*Work to be completed*
Filter the entries beneath this task, copying only the lines that hold the word "cursus".

Items from a data source:
*** Begin section ***
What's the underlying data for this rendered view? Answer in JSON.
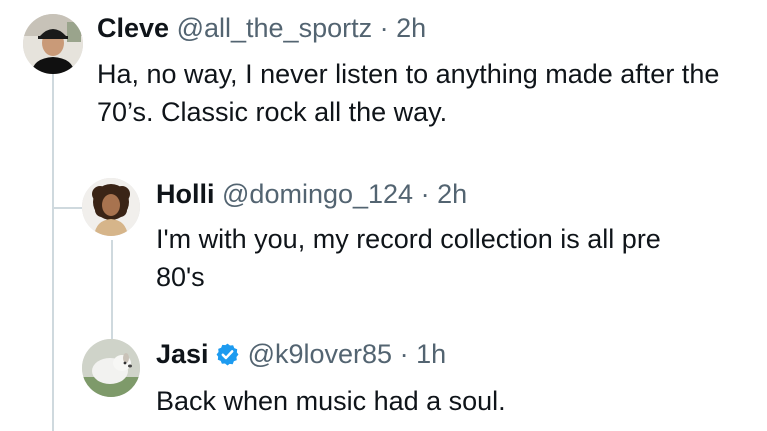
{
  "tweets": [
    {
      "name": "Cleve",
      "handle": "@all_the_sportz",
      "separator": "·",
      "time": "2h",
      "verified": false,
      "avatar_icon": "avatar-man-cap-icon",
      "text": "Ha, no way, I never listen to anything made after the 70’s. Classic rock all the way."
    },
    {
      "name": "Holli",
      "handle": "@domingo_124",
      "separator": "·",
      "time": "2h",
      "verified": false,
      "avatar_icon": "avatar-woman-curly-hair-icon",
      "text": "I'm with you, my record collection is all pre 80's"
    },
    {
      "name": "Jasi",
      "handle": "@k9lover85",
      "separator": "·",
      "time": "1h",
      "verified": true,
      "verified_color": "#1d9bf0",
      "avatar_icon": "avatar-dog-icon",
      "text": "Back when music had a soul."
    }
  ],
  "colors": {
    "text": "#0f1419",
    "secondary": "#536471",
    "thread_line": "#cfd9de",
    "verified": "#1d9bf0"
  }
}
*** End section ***
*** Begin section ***
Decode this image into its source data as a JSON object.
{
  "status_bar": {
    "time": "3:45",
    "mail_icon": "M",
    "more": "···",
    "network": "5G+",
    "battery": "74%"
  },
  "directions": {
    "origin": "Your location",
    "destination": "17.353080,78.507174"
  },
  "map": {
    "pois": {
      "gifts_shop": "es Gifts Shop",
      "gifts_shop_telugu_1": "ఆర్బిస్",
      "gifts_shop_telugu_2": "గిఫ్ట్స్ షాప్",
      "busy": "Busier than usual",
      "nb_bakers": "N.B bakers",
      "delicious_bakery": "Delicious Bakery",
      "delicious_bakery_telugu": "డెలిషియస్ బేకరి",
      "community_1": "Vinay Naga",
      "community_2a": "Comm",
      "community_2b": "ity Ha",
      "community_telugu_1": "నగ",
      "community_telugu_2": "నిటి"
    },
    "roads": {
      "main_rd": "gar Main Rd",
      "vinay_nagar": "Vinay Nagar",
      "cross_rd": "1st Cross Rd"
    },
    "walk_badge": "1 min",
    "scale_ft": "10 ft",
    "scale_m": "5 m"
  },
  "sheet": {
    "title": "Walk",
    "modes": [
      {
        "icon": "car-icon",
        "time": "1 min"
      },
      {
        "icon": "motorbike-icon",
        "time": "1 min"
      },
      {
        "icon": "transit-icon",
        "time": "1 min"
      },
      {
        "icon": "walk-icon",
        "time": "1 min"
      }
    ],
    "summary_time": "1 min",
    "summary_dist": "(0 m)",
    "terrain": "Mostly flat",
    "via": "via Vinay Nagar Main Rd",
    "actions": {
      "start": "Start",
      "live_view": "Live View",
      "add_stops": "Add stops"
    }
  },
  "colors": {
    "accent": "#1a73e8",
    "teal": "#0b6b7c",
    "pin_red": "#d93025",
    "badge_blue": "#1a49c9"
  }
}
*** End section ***
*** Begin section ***
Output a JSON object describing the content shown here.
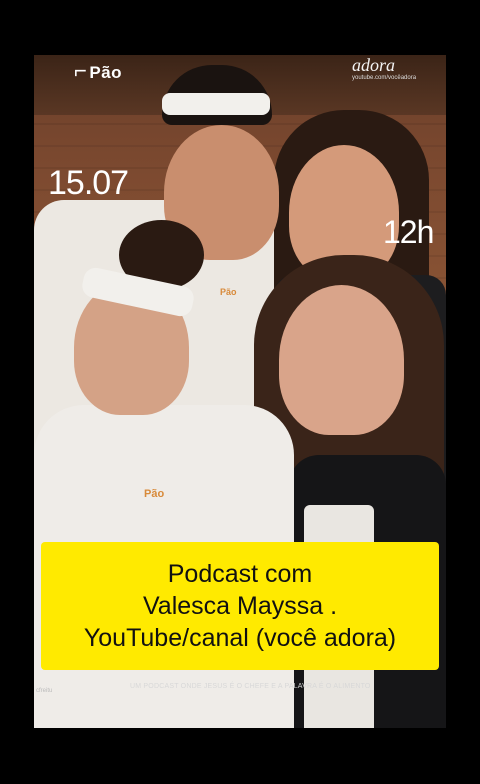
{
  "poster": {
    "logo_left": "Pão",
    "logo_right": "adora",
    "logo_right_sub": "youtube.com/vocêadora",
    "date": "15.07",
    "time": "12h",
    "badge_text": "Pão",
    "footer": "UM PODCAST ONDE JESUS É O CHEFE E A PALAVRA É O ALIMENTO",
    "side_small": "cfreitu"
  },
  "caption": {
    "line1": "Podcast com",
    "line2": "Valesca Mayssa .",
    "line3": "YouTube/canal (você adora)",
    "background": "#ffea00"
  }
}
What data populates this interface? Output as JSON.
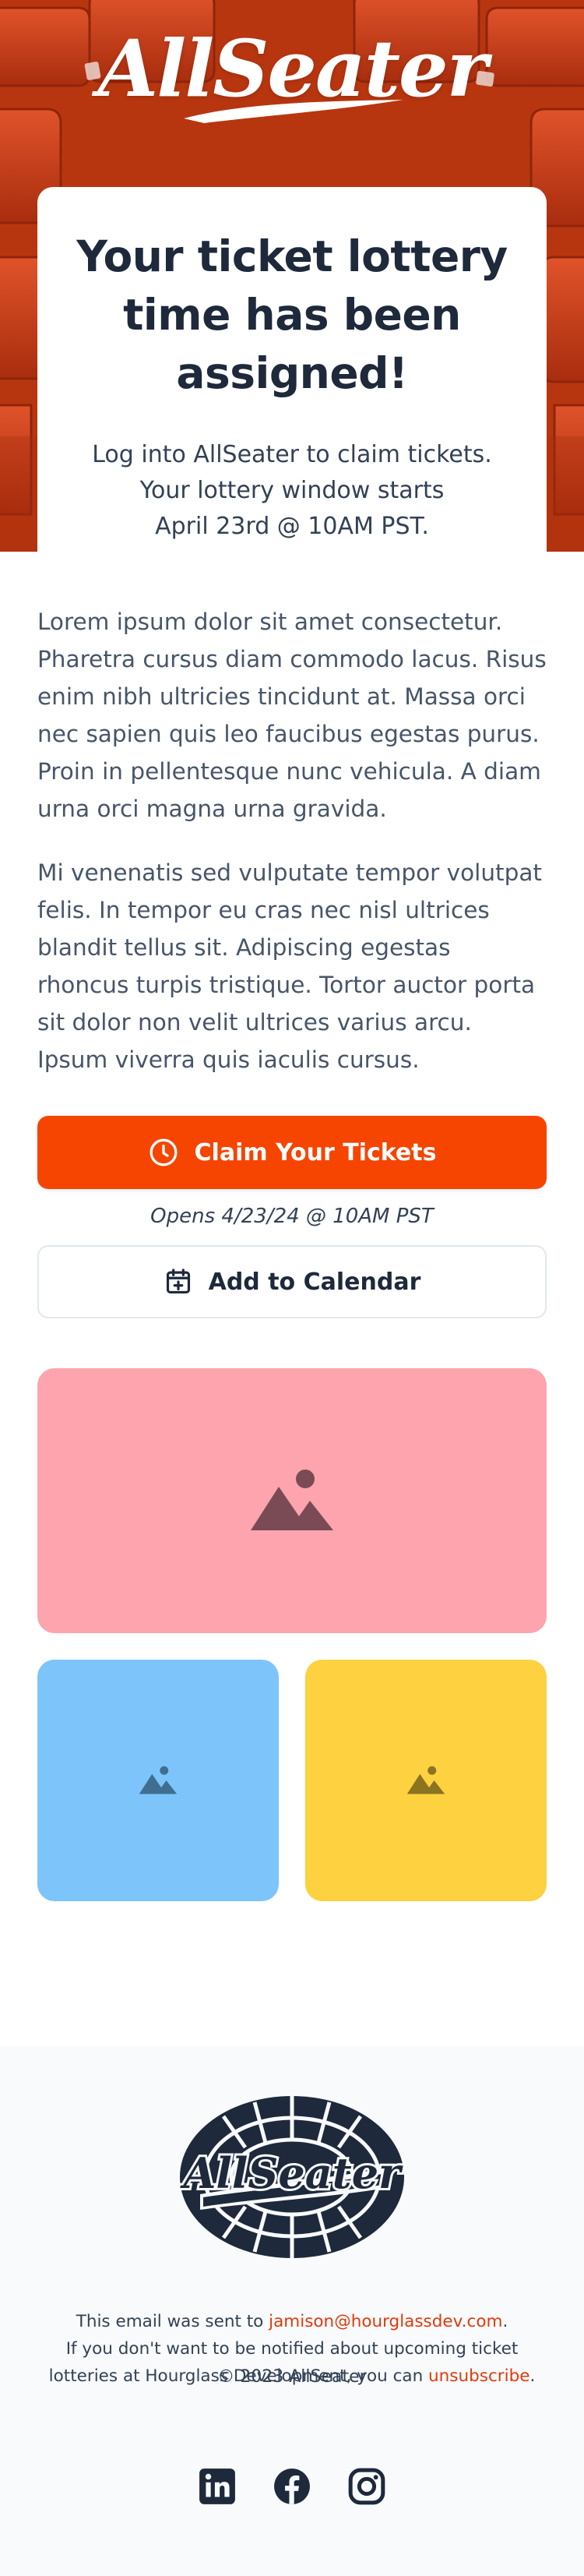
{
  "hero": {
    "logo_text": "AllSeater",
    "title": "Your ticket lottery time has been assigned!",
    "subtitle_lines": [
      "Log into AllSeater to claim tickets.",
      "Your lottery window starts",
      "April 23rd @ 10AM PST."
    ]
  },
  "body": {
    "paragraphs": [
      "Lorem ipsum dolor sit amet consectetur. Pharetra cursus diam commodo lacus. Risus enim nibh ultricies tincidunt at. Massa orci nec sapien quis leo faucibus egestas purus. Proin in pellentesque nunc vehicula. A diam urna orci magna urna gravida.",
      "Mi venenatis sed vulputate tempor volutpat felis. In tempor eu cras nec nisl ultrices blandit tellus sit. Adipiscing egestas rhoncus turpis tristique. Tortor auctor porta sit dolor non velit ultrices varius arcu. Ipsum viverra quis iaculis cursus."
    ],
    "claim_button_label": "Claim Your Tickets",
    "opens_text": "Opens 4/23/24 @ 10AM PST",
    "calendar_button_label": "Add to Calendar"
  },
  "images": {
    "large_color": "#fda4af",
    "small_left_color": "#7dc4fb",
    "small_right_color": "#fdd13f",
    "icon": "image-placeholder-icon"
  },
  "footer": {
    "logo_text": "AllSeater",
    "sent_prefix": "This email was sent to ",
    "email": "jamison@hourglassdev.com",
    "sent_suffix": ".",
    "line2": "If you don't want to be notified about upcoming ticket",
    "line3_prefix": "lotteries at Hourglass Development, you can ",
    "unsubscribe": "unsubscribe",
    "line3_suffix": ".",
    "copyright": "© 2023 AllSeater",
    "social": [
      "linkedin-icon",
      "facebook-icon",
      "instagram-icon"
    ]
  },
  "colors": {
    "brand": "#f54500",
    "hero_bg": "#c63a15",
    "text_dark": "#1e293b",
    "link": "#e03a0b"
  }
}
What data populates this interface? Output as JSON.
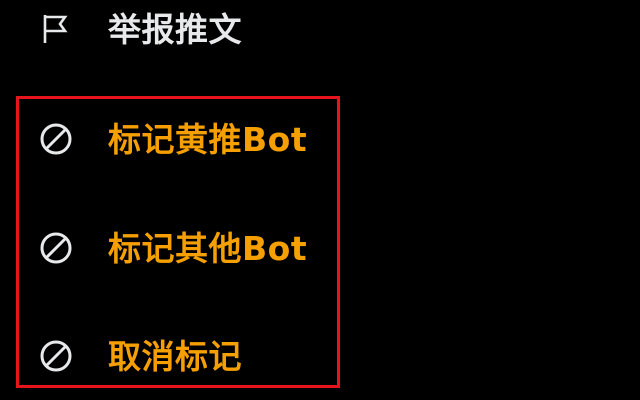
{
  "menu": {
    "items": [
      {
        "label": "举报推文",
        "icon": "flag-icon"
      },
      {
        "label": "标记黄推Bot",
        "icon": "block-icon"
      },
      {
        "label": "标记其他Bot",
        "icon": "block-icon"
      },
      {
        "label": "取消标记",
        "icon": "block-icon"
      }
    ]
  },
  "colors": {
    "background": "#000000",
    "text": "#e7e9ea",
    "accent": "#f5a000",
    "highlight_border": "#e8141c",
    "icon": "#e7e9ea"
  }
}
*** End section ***
*Answer section*
      "Lorem ipsum dolor sit amet consectetur. Pharetra cursus diam commodo lacus. Risus enim nibh ultricies tincidunt at. Massa orci nec sapien quis leo faucibus egestas purus. Proin in pellentesque nunc vehicula. A diam urna orci magna urna gravida.",
      "Mi venenatis sed vulputate tempor volutpat felis. In tempor eu cras nec nisl ultrices blandit tellus sit. Adipiscing egestas rhoncus turpis tristique. Tortor auctor porta sit dolor non velit ultrices varius arcu. Ipsum viverra quis iaculis cursus."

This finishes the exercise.